- Task -
Drop the images. Copy every line below character for character.

[Excerpts from an interface dataset]
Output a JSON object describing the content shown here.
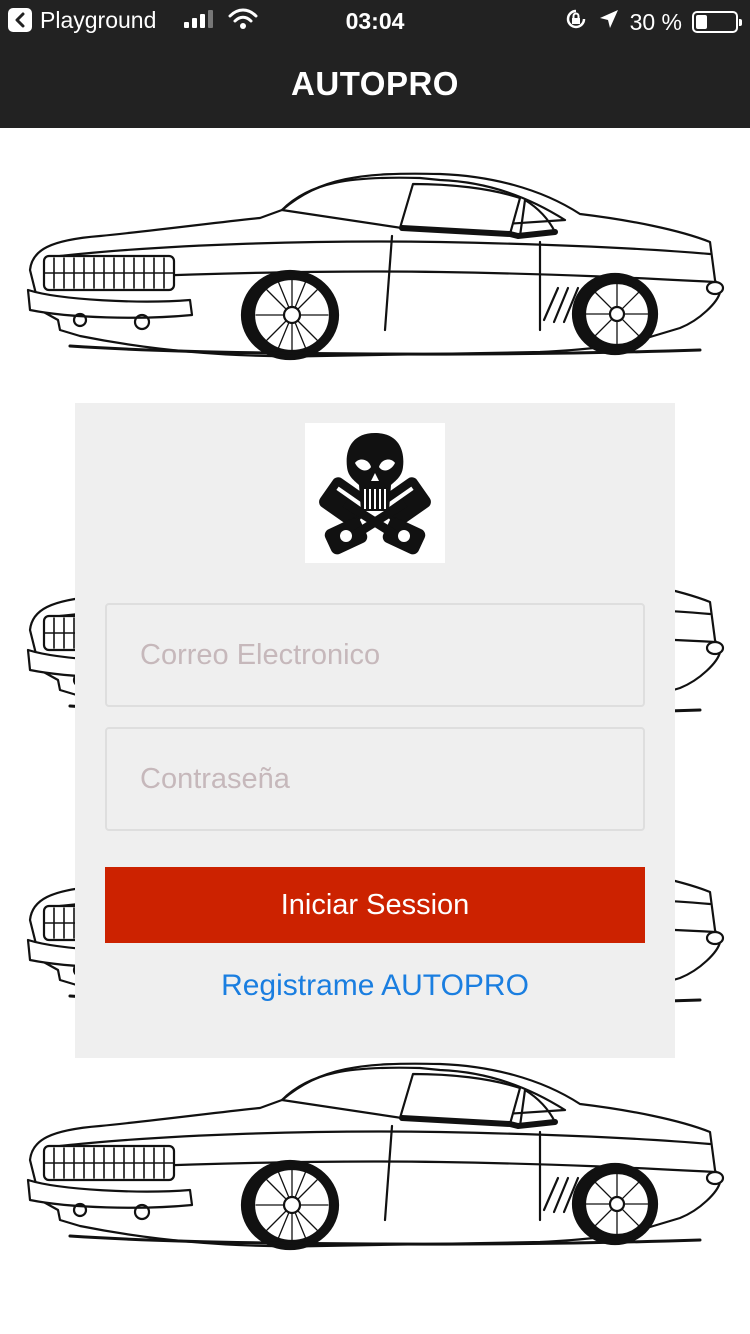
{
  "status_bar": {
    "app_name": "Playground",
    "time": "03:04",
    "battery_percent": "30 %",
    "battery_level": 0.3
  },
  "nav": {
    "title": "AUTOPRO"
  },
  "login": {
    "email_placeholder": "Correo Electronico",
    "password_placeholder": "Contraseña",
    "login_button": "Iniciar Session",
    "register_link": "Registrame AUTOPRO"
  },
  "icons": {
    "back": "chevron-left-icon",
    "signal": "cellular-signal-icon",
    "wifi": "wifi-icon",
    "lock_rotation": "orientation-lock-icon",
    "location": "location-arrow-icon",
    "battery": "battery-icon",
    "logo": "skull-pistons-logo"
  },
  "colors": {
    "nav_background": "#222222",
    "card_background": "#efefef",
    "button": "#cc2200",
    "link": "#1a7ee0",
    "placeholder": "#c6b8bb"
  }
}
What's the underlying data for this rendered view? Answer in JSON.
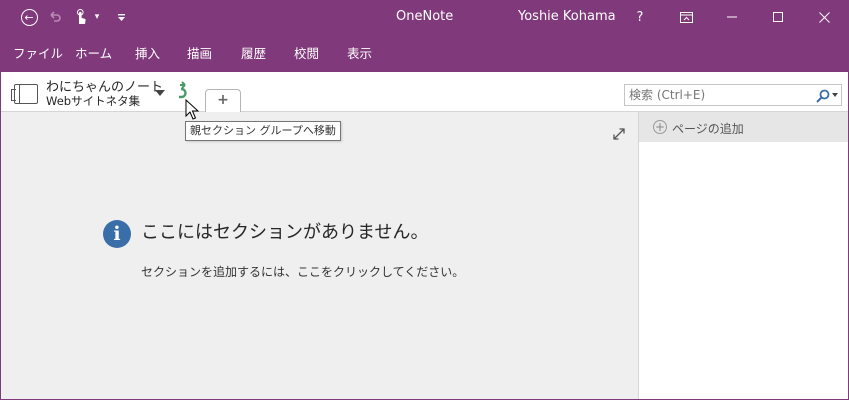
{
  "window": {
    "app_title": "OneNote",
    "user_name": "Yoshie Kohama",
    "help_label": "?",
    "accent_color": "#80397b"
  },
  "quick_access": {
    "icons": [
      "back-icon",
      "undo-icon",
      "touch-mode-icon",
      "customize-icon"
    ]
  },
  "menu": {
    "items": [
      "ファイル",
      "ホーム",
      "挿入",
      "描画",
      "履歴",
      "校閲",
      "表示"
    ]
  },
  "notebook": {
    "name": "わにちゃんのノート",
    "section_group": "Webサイトネタ集"
  },
  "search": {
    "placeholder": "検索 (Ctrl+E)"
  },
  "tooltip": {
    "text": "親セクション グループへ移動"
  },
  "main": {
    "empty_title": "ここにはセクションがありません。",
    "empty_subtitle": "セクションを追加するには、ここをクリックしてください。"
  },
  "pages_pane": {
    "add_page_label": "ページの追加"
  }
}
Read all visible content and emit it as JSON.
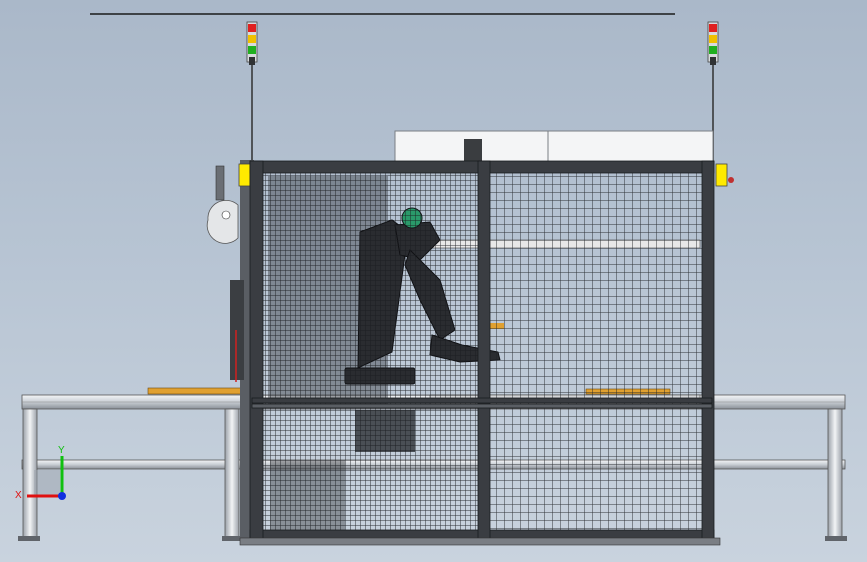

- Reply to the task -
Output a JSON object describing the content shown here.
{
  "status_bar": {
    "app_name": "Playground",
    "time": "03:04",
    "battery_percent": "30 %",
    "battery_level": 0.3
  },
  "nav": {
    "title": "AUTOPRO"
  },
  "login": {
    "email_placeholder": "Correo Electronico",
    "password_placeholder": "Contraseña",
    "login_button": "Iniciar Session",
    "register_link": "Registrame AUTOPRO"
  },
  "icons": {
    "back": "chevron-left-icon",
    "signal": "cellular-signal-icon",
    "wifi": "wifi-icon",
    "lock_rotation": "orientation-lock-icon",
    "location": "location-arrow-icon",
    "battery": "battery-icon",
    "logo": "skull-pistons-logo"
  },
  "colors": {
    "nav_background": "#222222",
    "card_background": "#efefef",
    "button": "#cc2200",
    "link": "#1a7ee0",
    "placeholder": "#c6b8bb"
  }
}
What's the underlying data for this rendered view? Answer in JSON.
{
  "window": {
    "app_title": "OneNote",
    "user_name": "Yoshie Kohama",
    "help_label": "?",
    "accent_color": "#80397b"
  },
  "quick_access": {
    "icons": [
      "back-icon",
      "undo-icon",
      "touch-mode-icon",
      "customize-icon"
    ]
  },
  "menu": {
    "items": [
      "ファイル",
      "ホーム",
      "挿入",
      "描画",
      "履歴",
      "校閲",
      "表示"
    ]
  },
  "notebook": {
    "name": "わにちゃんのノート",
    "section_group": "Webサイトネタ集"
  },
  "search": {
    "placeholder": "検索 (Ctrl+E)"
  },
  "tooltip": {
    "text": "親セクション グループへ移動"
  },
  "main": {
    "empty_title": "ここにはセクションがありません。",
    "empty_subtitle": "セクションを追加するには、ここをクリックしてください。"
  },
  "pages_pane": {
    "add_page_label": "ページの追加"
  }
}
Read all visible content and emit it as JSON.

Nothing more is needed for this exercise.